Up to now, there is no treatment approach to cure gliomas. Currently, the recommended treatment option is surgery (biopsy or resection) followed by radiation therapy alone or in combination with chemotherapy (Desjardins 2005; Stupp 2005). Conventional chemotherapeutic agents are given intravenously or orally at relatively high dosage. Some practitioners have hypothesised that the unsatisfactory outcomes and frequent systemic adverse effects associated with these agents could be avoided by the use of intra-arterial chemotherapy (the administration of chemotherapeutic drugs by injection into the artery supplying the tumour) (Emerich 2000; Neyns 2010).
Research has shown that intra-arterial chemotherapy was able to deliver localised and elevated concentration of chemotherapeutic agents within the tumour site, and thus lower systemic exposure (Shapiro 1992; Hiesiger 1995; Imbesi 2006). However, the risk of local adverse effects from carotid artery infusion of chemotherapy, such as optic nerve neuropathy, local pain in the carotid distribution, and focal encephalopathy, remains unknown.
How the intervention might work
The major arteries supplying the front of the brain are the carotid arteries, while the back of the brain is supplied by the vertebral arteries and basilar arteries. There are two carotid arteries, one on each side of the neck. If a tumour is confined to one side of the front part of the brain, the tumour's blood supply generally comes from only one of the carotid arteries. Chemotherapy drugs given into the carotid artery (intra-arterial chemotherapy) can be given at a lower dose than would be required if they were given by oral route or into the vein. The concentration of chemotherapy reaching the glioma will be the same or possibly higher than if it were given by oral or intravenous routes (Basso 2002; Newton 2005). As a result, the side effect profile of intra-arterial chemotherapy is different, with more common local side effects due to local damage to the artery or to the organs supplied by that carotid artery on that side of the brain or the eye on the same side. In some cases it is possible to deliver the chemotherapy beyond the level at which the artery to the eye leaves the carotid artery (supra carotid injection) in an attempt to minimise toxicity to the eye. The side effects must be balanced against the toxicity of other chemotherapy routes, which include bone marrow disturbances, and lung or neurological effects from temozolomide, nitrosourea, procarbazine, vincristine or platinum drugs, and which tend to be related to the total dose given.

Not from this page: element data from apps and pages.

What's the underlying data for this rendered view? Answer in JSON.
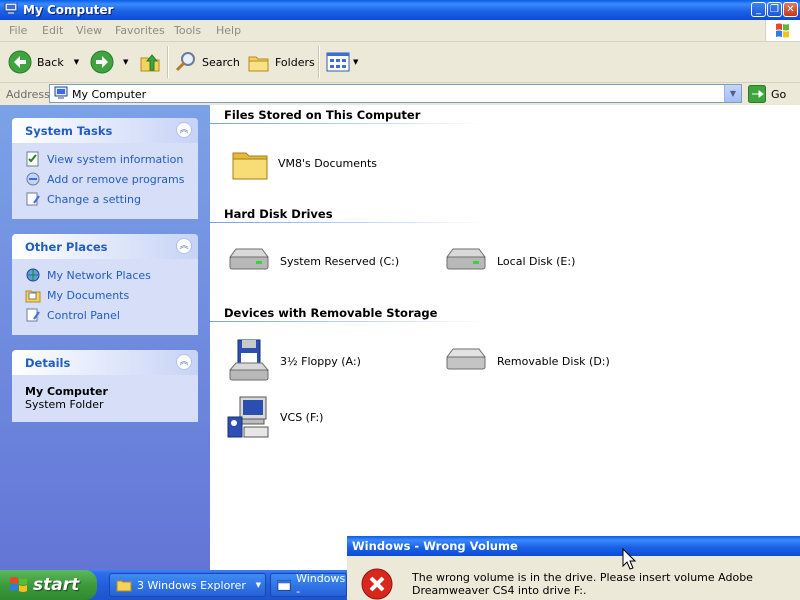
{
  "window": {
    "title": "My Computer",
    "controls": [
      "minimize",
      "restore",
      "close"
    ]
  },
  "menu": [
    "File",
    "Edit",
    "View",
    "Favorites",
    "Tools",
    "Help"
  ],
  "toolbar": {
    "back": "Back",
    "search": "Search",
    "folders": "Folders"
  },
  "address": {
    "label": "Address",
    "value": "My Computer",
    "go": "Go"
  },
  "tasks": {
    "system": {
      "title": "System Tasks",
      "links": [
        "View system information",
        "Add or remove programs",
        "Change a setting"
      ]
    },
    "other": {
      "title": "Other Places",
      "links": [
        "My Network Places",
        "My Documents",
        "Control Panel"
      ]
    },
    "details": {
      "title": "Details",
      "name": "My Computer",
      "type": "System Folder"
    }
  },
  "sections": {
    "stored": {
      "title": "Files Stored on This Computer",
      "items": [
        "VM8's Documents"
      ]
    },
    "hdd": {
      "title": "Hard Disk Drives",
      "items": [
        "System Reserved (C:)",
        "Local Disk (E:)"
      ]
    },
    "removable": {
      "title": "Devices with Removable Storage",
      "items": [
        "3½ Floppy (A:)",
        "Removable Disk (D:)",
        "VCS (F:)"
      ]
    }
  },
  "taskbar": {
    "start": "start",
    "tasks": [
      "3 Windows Explorer",
      "Windows -"
    ]
  },
  "dialog": {
    "title": "Windows - Wrong Volume",
    "message": "The wrong volume is in the drive. Please insert volume Adobe Dreamweaver CS4 into drive F:."
  },
  "colors": {
    "titlebar": "#0b4bd8",
    "taskpane": "#6f8fe0",
    "link": "#215dc6",
    "start": "#3d9a3d"
  }
}
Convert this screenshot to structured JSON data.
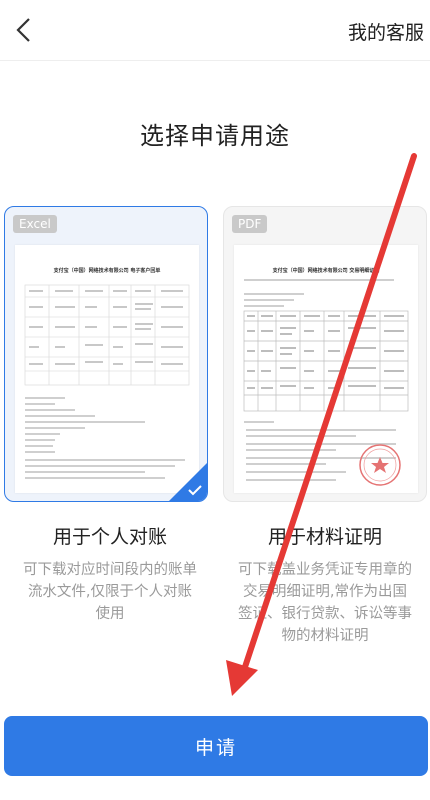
{
  "header": {
    "customer_service": "我的客服"
  },
  "page_title": "选择申请用途",
  "options": [
    {
      "tag": "Excel",
      "doc_title": "支付宝（中国）网络技术有限公司  电子客户回单",
      "label": "用于个人对账",
      "desc_lines": [
        "可下载对应时间段内的账单",
        "流水文件,仅限于个人对账",
        "使用"
      ],
      "selected": true
    },
    {
      "tag": "PDF",
      "doc_title": "支付宝（中国）网络技术有限公司  交易明细证明",
      "label": "用于材料证明",
      "desc_lines": [
        "可下载盖业务凭证专用章的",
        "交易明细证明,常作为出国",
        "签证、银行贷款、诉讼等事",
        "物的材料证明"
      ],
      "selected": false
    }
  ],
  "apply_button": "申请",
  "colors": {
    "accent": "#2f7ae5",
    "annotation": "#e53935"
  },
  "icons": {
    "back": "chevron-left-icon",
    "selected": "check-icon"
  }
}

Why it is important to do this review
There is uncertainty about the role of intra-arterial chemotherapy in treating HGG and if this route of administration is superior to conventional routes in terms of patients' tolerance and adverse effects.We feel that a systematic review to answer these clinical questions is warranted. A previous review observed there was no survival advantage of intra-arterial chemotherapy over intravenous drug delivery. The incidence of serious neurotoxicity was reduced, but the risk of acute complications still contraindicated wider use outside the setting of a clinical trial (Basso 2002).
We aim to determine if intra-arterial chemotherapy is better than conventional treatments and to establish if increased local drug concentration can translate into a clinical advantage, or increases local eye and central nervous system complications.